§ WHAT YOU ARE ASKED TO DO: The lines to copy from the data below are those that hold the string "label".

§ MATERIALS PROVIDED:
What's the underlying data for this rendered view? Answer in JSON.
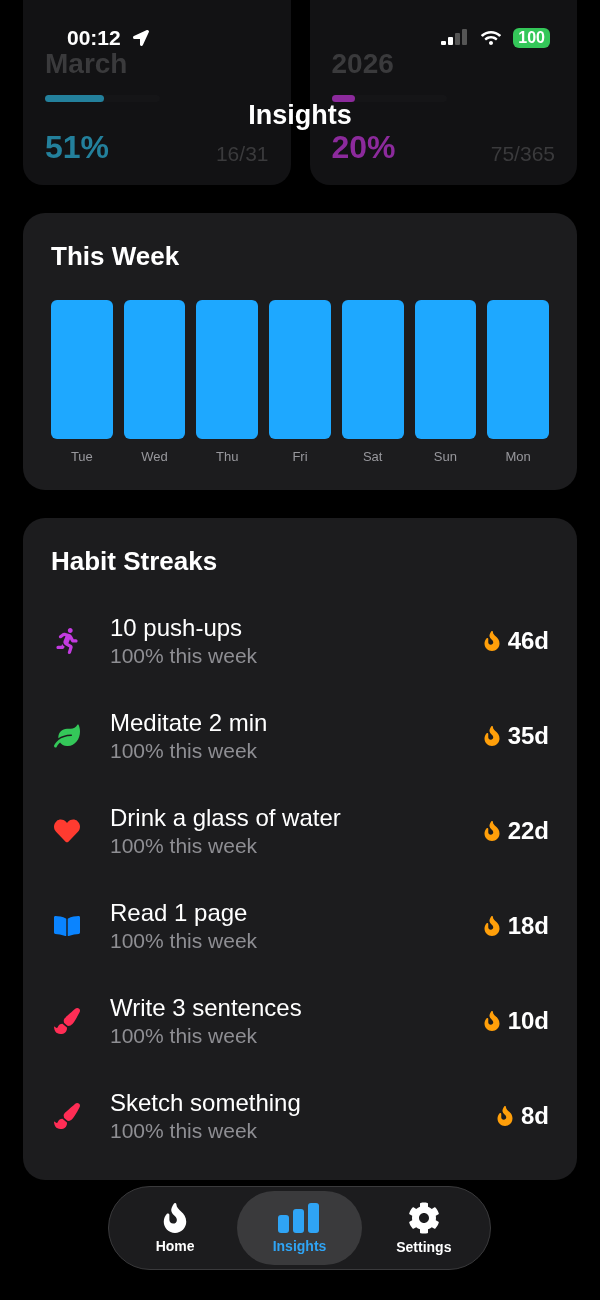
{
  "status_bar": {
    "time": "00:12",
    "battery": "100"
  },
  "summary_cards": [
    {
      "period": "March",
      "percent": "51%",
      "count": "16/31",
      "level": 0.51,
      "color": "#23809c"
    },
    {
      "period": "2026",
      "percent": "20%",
      "count": "75/365",
      "level": 0.2,
      "color": "#8c2a9c"
    }
  ],
  "title": "Insights",
  "this_week": {
    "title": "This Week",
    "days": [
      {
        "label": "Tue"
      },
      {
        "label": "Wed"
      },
      {
        "label": "Thu"
      },
      {
        "label": "Fri"
      },
      {
        "label": "Sat"
      },
      {
        "label": "Sun"
      },
      {
        "label": "Mon"
      }
    ]
  },
  "habit_streaks": {
    "title": "Habit Streaks",
    "habits": [
      {
        "kind": "run",
        "color": "#c33be0",
        "name": "10 push-ups",
        "progress": "100% this week",
        "streak": "46d"
      },
      {
        "kind": "leaf",
        "color": "#34c759",
        "name": "Meditate 2 min",
        "progress": "100% this week",
        "streak": "35d"
      },
      {
        "kind": "heart",
        "color": "#ff3b30",
        "name": "Drink a glass of water",
        "progress": "100% this week",
        "streak": "22d"
      },
      {
        "kind": "book",
        "color": "#0a84ff",
        "name": "Read 1 page",
        "progress": "100% this week",
        "streak": "18d"
      },
      {
        "kind": "brush",
        "color": "#ff2d55",
        "name": "Write 3 sentences",
        "progress": "100% this week",
        "streak": "10d"
      },
      {
        "kind": "brush",
        "color": "#ff2d55",
        "name": "Sketch something",
        "progress": "100% this week",
        "streak": "8d"
      }
    ]
  },
  "tabs": [
    {
      "kind": "home",
      "label": "Home",
      "selected": false
    },
    {
      "kind": "insights",
      "label": "Insights",
      "selected": true
    },
    {
      "kind": "settings",
      "label": "Settings",
      "selected": false
    }
  ]
}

§ ANSWER TO THIS TASK:
        "label": "Tue"
        "label": "Wed"
        "label": "Thu"
        "label": "Fri"
        "label": "Sat"
        "label": "Sun"
        "label": "Mon"
      "label": "Home",
      "label": "Insights",
      "label": "Settings",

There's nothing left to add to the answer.